NJ Car Accident, PA Driver: Limited or Full Tort?

Many people who drive in New Jersey actually reside in other nearby states like Pennsylvania. Each state has its own distinct laws and regulations when it comes to auto insurance and legal options after collisions. New Jersey’s accident laws are very different from Pennsylvania’s laws.

So, what happens when a Pennsylvania resident suffers injuries in a car accident while driving in New Jersey?

To simplify the answer: in most cases, the driver will be subject to the restrictions of New Jersey’s auto accident laws – not those of her home state. Cases of this nature can be complicated and necessitate an attorney that is well versed in both PA and NJ laws. To speak to an auto accident lawyer who handles these exact types of claims on a regular basis, call Cordisco & Saile at 215-642-2335.

What happens when a PA driver is in an accident in NJ?

The answer is far from simple because there are several factors that determine how an accident is handled when an out-of-state driver is involved. In New Jersey, a law called the Deemer Statute detailed in N.J.S.A. 17:28-1.4, specifically applies to out-of-state drivers that suffer injuries in New Jersey car accidents. The statute contains confusing language and concepts, and is notoriously difficult to understand and analyze.

The Deemer Statute says that drivers from Pennsylvania and other states are subject to New Jersey’s verbal threshold laws (akin to Pennsylvania’s limited tort laws) if the Pennsylvania driver’s auto insurance company is also licensed to do business in New Jersey.

In other words, regardless of what your Pennsylvania policy entails, if you suffer injuries in a wreck in New Jersey, you will be subject to New Jersey’s restrictions on lawsuits. You will not be entitled to sue for pain and suffering.

Do I lose my right to sue even if I paid for a full tort policy in PA?

Drivers in Pennsylvania are given the option of choosing a limited tort policy (which is cheaper, but limits your options for restitution if ever you are in an accident), or a full tort policy (slightly more expensive, but allows you to seek full recovery after an accident). Perceptive, well-informed drivers with foresight opt for full tort policies so that if disaster strikes, they can ensure their family’s protection.

Drivers in New Jersey essentially have the same options as those in Pennsylvania, except that New Jersey does not use the terms “limited tort” or “full tort.” Instead, it uses the terms “verbal threshold” and “zero threshold” when describing auto insurance. But for the intents and purposes of this discussion, verbal threshold is roughly the equivalent of limited tort, and zero threshold is the equivalent of full tort.

So, if you are a PA driver and have a full tort policy, it would seem that your benefits of having a full tort/zero threshold would carry over if you were in a crash in NJ. Unfortunately, that is not how it works. Because of the Deemer Statute, it makes no difference if you have paid for full tort policy in your home state. If your auto insurance company does business in New Jersey, state laws deem you verbal threshold/limited tort in an accident.
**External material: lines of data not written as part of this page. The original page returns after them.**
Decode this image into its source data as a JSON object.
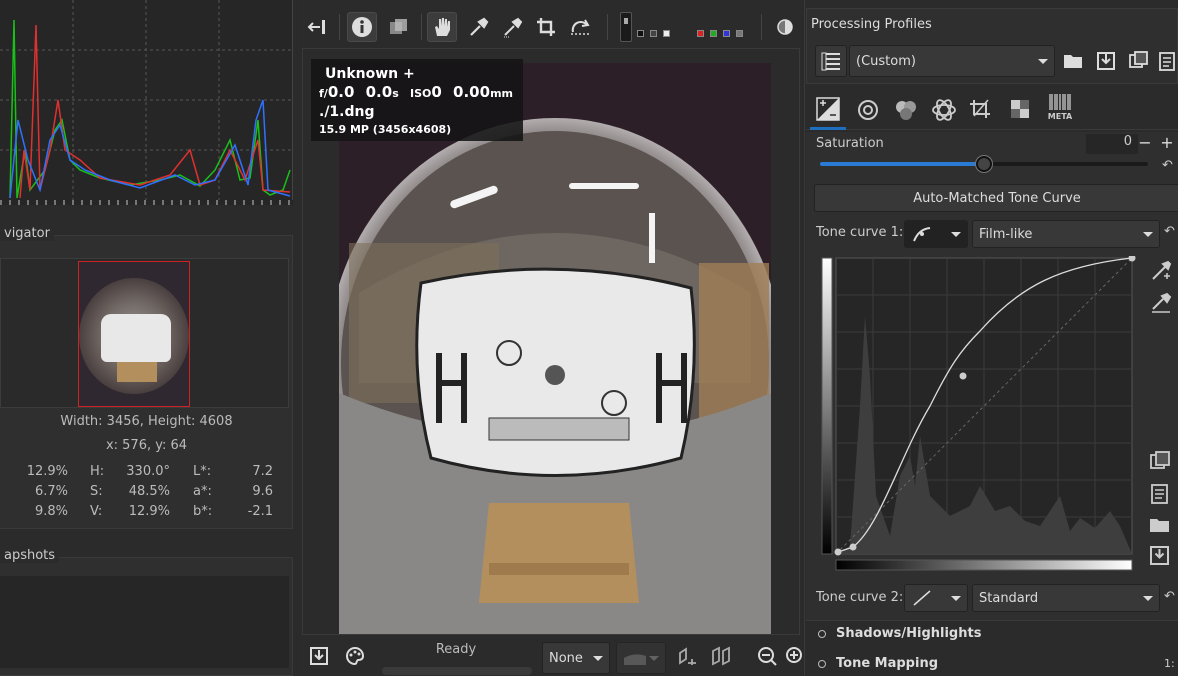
{
  "colors": {
    "bg": "#2a2a2a",
    "accent": "#1f6fbf",
    "slider_fill": "#2a7bd4"
  },
  "navigator": {
    "title": "vigator",
    "width_height": "Width: 3456, Height: 4608",
    "coords": "x: 576, y: 64",
    "rgb": [
      "12.9%",
      "6.7%",
      "9.8%"
    ],
    "hsv_labels": [
      "H:",
      "S:",
      "V:"
    ],
    "hsv_values": [
      "330.0°",
      "48.5%",
      "12.9%"
    ],
    "lab_labels": [
      "L*:",
      "a*:",
      "b*:"
    ],
    "lab_values": [
      "7.2",
      "9.6",
      "-2.1"
    ]
  },
  "snapshots": {
    "title": "apshots"
  },
  "image_info": {
    "camera": "Unknown +",
    "f_prefix": "f/",
    "f_value": "0.0",
    "shutter": "0.0",
    "shutter_unit": "s",
    "iso_label": "ISO",
    "iso_value": "0",
    "focal": "0.00",
    "focal_unit": "mm",
    "filename": "./1.dng",
    "megapixels": "15.9 MP (3456x4608)"
  },
  "bottom_bar": {
    "status": "Ready",
    "preview_mode": "None"
  },
  "profiles": {
    "title": "Processing Profiles",
    "current": "(Custom)"
  },
  "tool_tabs": [
    "exposure-icon",
    "detail-icon",
    "color-icon",
    "advanced-icon",
    "transform-icon",
    "raw-icon",
    "meta-icon"
  ],
  "meta_label": "META",
  "exposure": {
    "saturation_label": "Saturation",
    "saturation_value": "0",
    "saturation_level": 0.5,
    "auto_tone_button": "Auto-Matched Tone Curve",
    "tone_curve1_label": "Tone curve 1:",
    "tone_curve1_mode": "Film-like",
    "tone_curve2_label": "Tone curve 2:",
    "tone_curve2_mode": "Standard"
  },
  "sections": [
    "Shadows/Highlights",
    "Tone Mapping"
  ],
  "zoom_label": "1:"
}
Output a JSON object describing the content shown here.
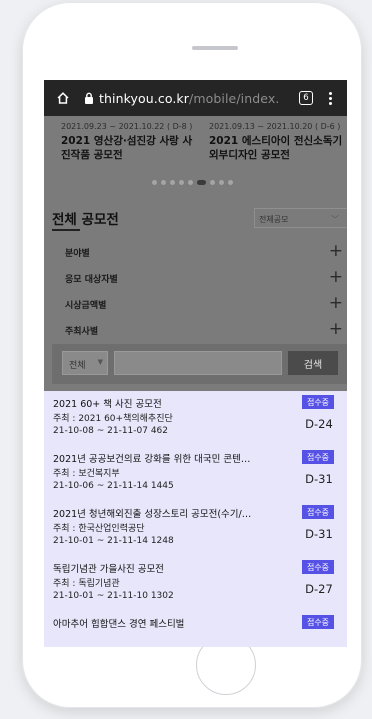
{
  "browser": {
    "url_domain": "thinkyou.co.kr",
    "url_path": "/mobile/index.",
    "tab_count": "6"
  },
  "carousel": {
    "cards": [
      {
        "date": "2021.09.23 ~ 2021.10.22 ( D-8 )",
        "title": "2021 영산강·섬진강 사랑 사진작품 공모전"
      },
      {
        "date": "2021.09.13 ~ 2021.10.20 ( D-6 )",
        "title": "2021 에스티아이 전신소독기 외부디자인 공모전"
      }
    ]
  },
  "section": {
    "title": "전체 공모전",
    "select_value": "전체공모",
    "filters": [
      "분야별",
      "응모 대상자별",
      "시상금액별",
      "주최사별"
    ]
  },
  "search": {
    "scope": "전체",
    "button": "검색"
  },
  "contests": [
    {
      "title": "2021 60+ 책 사진 공모전",
      "host": "주최 : 2021 60+책의해추진단",
      "meta": "21-10-08 ~ 21-11-07   462",
      "status": "접수중",
      "dday": "D-24"
    },
    {
      "title": "2021년 공공보건의료 강화를 위한 대국민 콘텐…",
      "host": "주최 : 보건복지부",
      "meta": "21-10-06 ~ 21-11-14   1445",
      "status": "접수중",
      "dday": "D-31"
    },
    {
      "title": "2021년 청년해외진출 성장스토리 공모전(수기/…",
      "host": "주최 : 한국산업인력공단",
      "meta": "21-10-01 ~ 21-11-14   1248",
      "status": "접수중",
      "dday": "D-31"
    },
    {
      "title": "독립기념관 가을사진 공모전",
      "host": "주최 : 독립기념관",
      "meta": "21-10-01 ~ 21-11-10   1302",
      "status": "접수중",
      "dday": "D-27"
    },
    {
      "title": "아마추어 힙합댄스 경연 페스티벌",
      "host": "",
      "meta": "",
      "status": "접수중",
      "dday": ""
    }
  ]
}
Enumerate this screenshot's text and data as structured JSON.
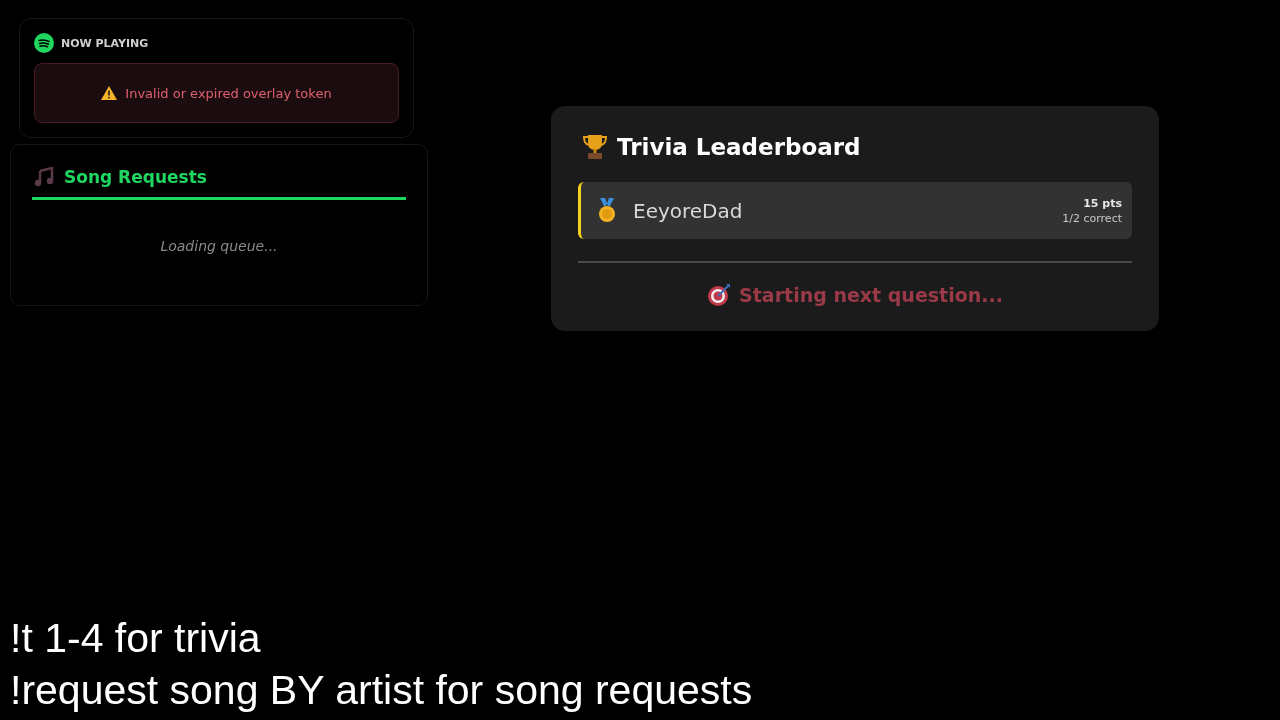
{
  "now_playing": {
    "title": "NOW PLAYING",
    "error": "Invalid or expired overlay token"
  },
  "song_requests": {
    "title": "Song Requests",
    "status": "Loading queue..."
  },
  "leaderboard": {
    "title": "Trivia Leaderboard",
    "entries": [
      {
        "name": "EeyoreDad",
        "points": "15 pts",
        "correct": "1/2 correct"
      }
    ],
    "status": "Starting next question..."
  },
  "instructions": [
    "!t 1-4 for trivia",
    "!request song BY artist for song requests"
  ]
}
Is this fair? We at Cordisco & Saile LLC do not think so. Regrettably though, our opinion is of little consequence. The New Jersey Legislature, the New Jersey Supreme Court, and the Federal Courts all support the Deemer Statute. Of course, if your PA auto insurance company does not do business in NJ, you will not be subject to NJ’s limitation on lawsuit restrictions and you will have the equivalent to full tort options – but these cases are relatively rare.

So what are my recovery options as a PA driver in a NJ car accident?

If you were at fault for your accident, you can turn to your own insurance for recovery, subject to your policy’s coverages and limits. If the other driver was primarily at fault for the accident, you can file a claim with that driver’s insurance company for compensation for your economic damages. You are eligible for New Jersey’s PIP benefits, which includes up to $250,000 for medical coverage and other first party benefits

Because you will be subject to verbal threshold rules, also known as the “limitation on lawsuit” rules, you cannot recover non-economic damages such as emotional harms, pain and suffering, and mental anguish. If you cannot put a dollar sign on the loss, it is not compensable under New Jersey laws.

Is there anything I can do to sidestep the lawsuit limitation?

The only way you can retain your rights to full tort as an out-of-state driver in New Jersey, is to purchase your auto insurance policy through a company that does not do any business in New Jersey.

The search may not be easy; there is not a verifiable list of providers that do not do business in New Jersey. However, the New Jersey Motor Vehicle Commission maintains a list of auto insurance companies that are authorized to do business in New Jersey. Check to see if your provider is on the list. If it is, consider switching to a company that is not. They may be tricky to find, but they are out there. Erie Insurance Company, for example, is one popular Pennsylvania auto insurance company that currently does not do business in New Jersey.

Where can I find an attorney to help me with my accident in NJ?

If you are a Pennsylvania driver and were recently in a car accident in New Jersey, our injury attorneys at Cordisco & Saile LLC are here to help. We accept cases in both states, so we know the ins and outs of both full tort/zero threshold cases, as well as limited tort/verbal threshold cases. When you call for a consultation, we can review you legal options with you and then help you seek the fullest recovery possible.

Contact our office at 215-642-2335 to schedule a free case evaluation today.